** Opening Data shown block **

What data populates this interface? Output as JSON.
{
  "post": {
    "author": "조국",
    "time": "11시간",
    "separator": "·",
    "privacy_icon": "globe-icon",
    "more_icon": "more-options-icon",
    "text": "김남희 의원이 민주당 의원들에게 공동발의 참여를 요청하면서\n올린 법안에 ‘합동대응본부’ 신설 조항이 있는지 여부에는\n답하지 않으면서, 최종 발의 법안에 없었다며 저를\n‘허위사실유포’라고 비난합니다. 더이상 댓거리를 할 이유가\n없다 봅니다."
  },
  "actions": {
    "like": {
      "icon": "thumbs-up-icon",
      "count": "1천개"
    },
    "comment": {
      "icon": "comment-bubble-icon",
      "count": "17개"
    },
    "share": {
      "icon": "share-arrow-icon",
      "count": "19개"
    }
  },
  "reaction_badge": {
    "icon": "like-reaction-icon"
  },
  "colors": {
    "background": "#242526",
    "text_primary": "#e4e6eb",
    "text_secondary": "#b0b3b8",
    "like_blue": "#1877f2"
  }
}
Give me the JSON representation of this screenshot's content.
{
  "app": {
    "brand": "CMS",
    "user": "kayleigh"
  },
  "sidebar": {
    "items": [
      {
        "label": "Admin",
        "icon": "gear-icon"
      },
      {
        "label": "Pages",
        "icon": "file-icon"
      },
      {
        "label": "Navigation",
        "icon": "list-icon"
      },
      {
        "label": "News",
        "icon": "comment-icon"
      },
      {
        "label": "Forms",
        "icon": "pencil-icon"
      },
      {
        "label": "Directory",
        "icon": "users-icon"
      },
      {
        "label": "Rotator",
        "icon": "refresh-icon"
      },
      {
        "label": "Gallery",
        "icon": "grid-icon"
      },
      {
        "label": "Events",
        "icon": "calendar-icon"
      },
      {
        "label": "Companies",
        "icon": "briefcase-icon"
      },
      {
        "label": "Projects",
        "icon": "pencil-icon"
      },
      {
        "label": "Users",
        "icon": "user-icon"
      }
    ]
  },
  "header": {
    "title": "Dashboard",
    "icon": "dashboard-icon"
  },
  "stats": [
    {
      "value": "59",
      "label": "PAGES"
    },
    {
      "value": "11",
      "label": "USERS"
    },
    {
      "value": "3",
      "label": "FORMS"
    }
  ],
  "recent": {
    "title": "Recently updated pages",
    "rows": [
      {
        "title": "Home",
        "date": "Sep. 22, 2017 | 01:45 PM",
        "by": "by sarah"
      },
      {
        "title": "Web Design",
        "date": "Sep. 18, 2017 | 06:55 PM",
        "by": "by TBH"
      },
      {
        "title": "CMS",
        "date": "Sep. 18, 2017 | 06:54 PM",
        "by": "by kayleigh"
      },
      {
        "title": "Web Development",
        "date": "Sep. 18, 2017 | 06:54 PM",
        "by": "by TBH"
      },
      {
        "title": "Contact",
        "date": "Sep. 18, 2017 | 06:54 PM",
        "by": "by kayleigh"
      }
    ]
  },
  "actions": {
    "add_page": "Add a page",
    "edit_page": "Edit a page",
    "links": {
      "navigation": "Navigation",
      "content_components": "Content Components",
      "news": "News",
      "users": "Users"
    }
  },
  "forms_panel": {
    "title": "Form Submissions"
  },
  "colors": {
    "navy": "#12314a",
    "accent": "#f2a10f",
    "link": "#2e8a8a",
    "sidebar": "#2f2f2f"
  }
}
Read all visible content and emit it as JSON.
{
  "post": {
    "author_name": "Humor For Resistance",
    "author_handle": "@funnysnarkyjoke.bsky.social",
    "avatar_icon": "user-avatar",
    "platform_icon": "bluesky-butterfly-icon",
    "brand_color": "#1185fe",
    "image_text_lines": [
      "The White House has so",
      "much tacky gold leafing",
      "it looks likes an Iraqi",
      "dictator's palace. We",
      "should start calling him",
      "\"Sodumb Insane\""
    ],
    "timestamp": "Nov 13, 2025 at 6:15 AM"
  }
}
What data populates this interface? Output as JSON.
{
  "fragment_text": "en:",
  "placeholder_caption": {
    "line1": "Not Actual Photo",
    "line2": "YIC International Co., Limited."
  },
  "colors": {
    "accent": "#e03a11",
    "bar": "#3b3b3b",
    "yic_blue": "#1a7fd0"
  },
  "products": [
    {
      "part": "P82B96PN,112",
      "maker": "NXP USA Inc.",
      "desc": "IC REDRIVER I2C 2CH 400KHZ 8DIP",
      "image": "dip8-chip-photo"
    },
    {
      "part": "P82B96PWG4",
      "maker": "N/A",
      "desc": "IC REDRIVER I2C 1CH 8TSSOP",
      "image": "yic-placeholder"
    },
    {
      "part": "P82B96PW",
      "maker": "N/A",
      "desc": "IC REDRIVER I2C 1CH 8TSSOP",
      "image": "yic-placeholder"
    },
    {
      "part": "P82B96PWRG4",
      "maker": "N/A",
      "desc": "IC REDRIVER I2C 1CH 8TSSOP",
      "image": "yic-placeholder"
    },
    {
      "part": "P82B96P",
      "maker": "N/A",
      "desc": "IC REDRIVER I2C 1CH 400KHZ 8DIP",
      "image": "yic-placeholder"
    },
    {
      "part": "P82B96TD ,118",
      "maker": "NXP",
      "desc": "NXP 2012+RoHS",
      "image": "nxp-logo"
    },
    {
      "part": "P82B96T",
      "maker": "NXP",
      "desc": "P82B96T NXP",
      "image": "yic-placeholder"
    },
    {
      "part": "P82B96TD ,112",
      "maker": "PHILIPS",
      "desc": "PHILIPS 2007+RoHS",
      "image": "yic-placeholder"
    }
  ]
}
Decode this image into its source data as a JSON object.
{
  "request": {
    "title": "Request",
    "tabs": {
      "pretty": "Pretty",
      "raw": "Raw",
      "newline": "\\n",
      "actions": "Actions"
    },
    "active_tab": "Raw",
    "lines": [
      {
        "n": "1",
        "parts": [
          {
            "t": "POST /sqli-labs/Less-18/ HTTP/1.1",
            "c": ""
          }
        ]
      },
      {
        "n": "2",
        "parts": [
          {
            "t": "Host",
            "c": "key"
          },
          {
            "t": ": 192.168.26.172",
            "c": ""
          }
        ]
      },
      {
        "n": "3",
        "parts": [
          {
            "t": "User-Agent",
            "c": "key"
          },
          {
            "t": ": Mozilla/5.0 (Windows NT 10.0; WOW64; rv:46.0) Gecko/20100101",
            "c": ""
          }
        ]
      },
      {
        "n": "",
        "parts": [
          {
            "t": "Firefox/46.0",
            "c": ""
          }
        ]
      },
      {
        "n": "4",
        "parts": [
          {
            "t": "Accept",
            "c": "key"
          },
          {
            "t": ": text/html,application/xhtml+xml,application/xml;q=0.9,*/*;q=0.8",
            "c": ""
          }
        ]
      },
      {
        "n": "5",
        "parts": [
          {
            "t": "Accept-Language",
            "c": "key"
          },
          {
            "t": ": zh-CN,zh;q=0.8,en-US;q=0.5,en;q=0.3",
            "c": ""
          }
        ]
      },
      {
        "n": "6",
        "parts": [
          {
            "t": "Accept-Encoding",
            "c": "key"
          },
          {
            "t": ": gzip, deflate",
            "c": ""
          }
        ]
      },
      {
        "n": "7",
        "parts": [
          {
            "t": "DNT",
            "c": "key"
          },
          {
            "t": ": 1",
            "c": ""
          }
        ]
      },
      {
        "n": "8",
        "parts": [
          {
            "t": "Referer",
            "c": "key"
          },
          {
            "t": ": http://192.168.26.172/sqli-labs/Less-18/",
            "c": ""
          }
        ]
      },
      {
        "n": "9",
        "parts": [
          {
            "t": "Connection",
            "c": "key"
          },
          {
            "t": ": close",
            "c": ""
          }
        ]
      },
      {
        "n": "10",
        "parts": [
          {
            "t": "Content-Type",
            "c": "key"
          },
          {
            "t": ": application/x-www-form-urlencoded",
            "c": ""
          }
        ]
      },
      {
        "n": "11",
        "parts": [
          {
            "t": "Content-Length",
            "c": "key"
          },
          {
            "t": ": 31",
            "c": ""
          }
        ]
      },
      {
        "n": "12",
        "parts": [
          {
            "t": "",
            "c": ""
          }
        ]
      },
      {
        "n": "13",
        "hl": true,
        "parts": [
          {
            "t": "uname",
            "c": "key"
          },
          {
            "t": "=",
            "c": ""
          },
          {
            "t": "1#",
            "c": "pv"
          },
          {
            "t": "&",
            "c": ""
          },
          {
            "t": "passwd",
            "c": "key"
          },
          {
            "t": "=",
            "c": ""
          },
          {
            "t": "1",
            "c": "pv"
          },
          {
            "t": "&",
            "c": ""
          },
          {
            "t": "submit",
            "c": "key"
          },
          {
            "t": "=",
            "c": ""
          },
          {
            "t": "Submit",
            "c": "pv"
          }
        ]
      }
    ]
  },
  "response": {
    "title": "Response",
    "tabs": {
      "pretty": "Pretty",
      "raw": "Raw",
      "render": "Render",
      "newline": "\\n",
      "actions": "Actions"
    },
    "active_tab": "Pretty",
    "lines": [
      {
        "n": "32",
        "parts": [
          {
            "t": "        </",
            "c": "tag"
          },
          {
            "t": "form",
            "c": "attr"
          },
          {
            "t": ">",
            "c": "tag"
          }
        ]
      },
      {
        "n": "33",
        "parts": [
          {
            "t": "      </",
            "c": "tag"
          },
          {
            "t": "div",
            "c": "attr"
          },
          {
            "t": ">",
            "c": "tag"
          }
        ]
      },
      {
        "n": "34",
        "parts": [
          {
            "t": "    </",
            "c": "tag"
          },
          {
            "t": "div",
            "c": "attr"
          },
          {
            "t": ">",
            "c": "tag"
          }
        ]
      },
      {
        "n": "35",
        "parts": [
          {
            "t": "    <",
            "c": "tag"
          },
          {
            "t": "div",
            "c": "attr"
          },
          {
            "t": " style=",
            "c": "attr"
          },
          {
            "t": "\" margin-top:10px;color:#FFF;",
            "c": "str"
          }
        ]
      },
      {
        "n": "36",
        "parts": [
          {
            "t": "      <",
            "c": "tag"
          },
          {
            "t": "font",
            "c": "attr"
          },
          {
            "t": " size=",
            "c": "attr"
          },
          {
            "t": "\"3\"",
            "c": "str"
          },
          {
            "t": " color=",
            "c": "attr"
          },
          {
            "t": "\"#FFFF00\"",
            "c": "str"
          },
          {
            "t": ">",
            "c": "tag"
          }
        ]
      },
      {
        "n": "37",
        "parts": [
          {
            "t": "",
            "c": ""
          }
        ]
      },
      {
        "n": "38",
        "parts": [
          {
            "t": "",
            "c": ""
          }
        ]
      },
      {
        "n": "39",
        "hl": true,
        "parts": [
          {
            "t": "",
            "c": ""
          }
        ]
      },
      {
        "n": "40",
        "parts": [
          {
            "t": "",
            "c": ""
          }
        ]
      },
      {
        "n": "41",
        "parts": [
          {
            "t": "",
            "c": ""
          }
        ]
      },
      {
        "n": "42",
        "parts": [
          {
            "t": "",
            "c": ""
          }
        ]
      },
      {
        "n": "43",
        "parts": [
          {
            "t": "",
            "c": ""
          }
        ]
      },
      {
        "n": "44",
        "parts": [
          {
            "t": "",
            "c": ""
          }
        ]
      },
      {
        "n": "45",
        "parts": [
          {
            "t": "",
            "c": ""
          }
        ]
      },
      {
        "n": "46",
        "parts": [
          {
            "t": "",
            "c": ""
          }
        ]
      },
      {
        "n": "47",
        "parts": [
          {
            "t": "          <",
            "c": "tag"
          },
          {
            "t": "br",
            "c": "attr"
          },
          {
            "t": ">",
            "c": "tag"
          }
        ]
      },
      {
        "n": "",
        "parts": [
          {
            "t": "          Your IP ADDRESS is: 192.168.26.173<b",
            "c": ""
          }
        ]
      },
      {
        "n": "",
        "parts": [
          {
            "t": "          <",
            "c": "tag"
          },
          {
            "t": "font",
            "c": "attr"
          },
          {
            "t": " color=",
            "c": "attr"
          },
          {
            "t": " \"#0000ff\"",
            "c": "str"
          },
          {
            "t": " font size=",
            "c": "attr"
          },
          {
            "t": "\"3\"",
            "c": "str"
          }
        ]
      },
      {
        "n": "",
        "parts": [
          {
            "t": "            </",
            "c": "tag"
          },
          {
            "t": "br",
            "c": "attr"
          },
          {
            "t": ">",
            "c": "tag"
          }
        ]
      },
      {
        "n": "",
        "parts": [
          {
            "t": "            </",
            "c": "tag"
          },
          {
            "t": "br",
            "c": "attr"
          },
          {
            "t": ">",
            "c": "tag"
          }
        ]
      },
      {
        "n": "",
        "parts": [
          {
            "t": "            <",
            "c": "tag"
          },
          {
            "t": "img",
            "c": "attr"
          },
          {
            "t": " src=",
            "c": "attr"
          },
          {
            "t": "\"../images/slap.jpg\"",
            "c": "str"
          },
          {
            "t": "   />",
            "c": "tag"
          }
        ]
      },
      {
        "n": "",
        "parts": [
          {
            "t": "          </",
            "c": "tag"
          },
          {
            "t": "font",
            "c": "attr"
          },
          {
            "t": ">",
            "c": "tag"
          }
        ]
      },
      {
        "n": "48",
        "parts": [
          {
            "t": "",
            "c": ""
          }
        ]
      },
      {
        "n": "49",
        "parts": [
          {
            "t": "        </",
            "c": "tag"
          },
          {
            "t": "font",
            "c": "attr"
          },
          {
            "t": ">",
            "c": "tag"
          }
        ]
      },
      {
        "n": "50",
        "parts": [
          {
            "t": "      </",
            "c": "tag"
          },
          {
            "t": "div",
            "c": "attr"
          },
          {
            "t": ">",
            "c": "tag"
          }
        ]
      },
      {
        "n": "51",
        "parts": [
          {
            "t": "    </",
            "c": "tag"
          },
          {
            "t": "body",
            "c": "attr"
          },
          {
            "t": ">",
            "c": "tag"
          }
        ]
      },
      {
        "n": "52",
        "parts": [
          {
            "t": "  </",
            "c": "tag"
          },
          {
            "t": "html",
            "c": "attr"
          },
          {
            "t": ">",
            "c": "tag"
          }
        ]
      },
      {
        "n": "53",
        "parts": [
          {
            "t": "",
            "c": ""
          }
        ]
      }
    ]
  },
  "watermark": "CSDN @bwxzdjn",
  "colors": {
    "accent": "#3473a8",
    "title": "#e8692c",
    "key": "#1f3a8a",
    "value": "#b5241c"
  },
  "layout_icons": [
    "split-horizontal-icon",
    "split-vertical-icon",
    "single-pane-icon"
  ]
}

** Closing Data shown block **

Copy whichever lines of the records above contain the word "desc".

      "desc": "IC REDRIVER I2C 2CH 400KHZ 8DIP",
      "desc": "IC REDRIVER I2C 1CH 8TSSOP",
      "desc": "IC REDRIVER I2C 1CH 8TSSOP",
      "desc": "IC REDRIVER I2C 1CH 8TSSOP",
      "desc": "IC REDRIVER I2C 1CH 400KHZ 8DIP",
      "desc": "NXP 2012+RoHS",
      "desc": "P82B96T NXP",
      "desc": "PHILIPS 2007+RoHS",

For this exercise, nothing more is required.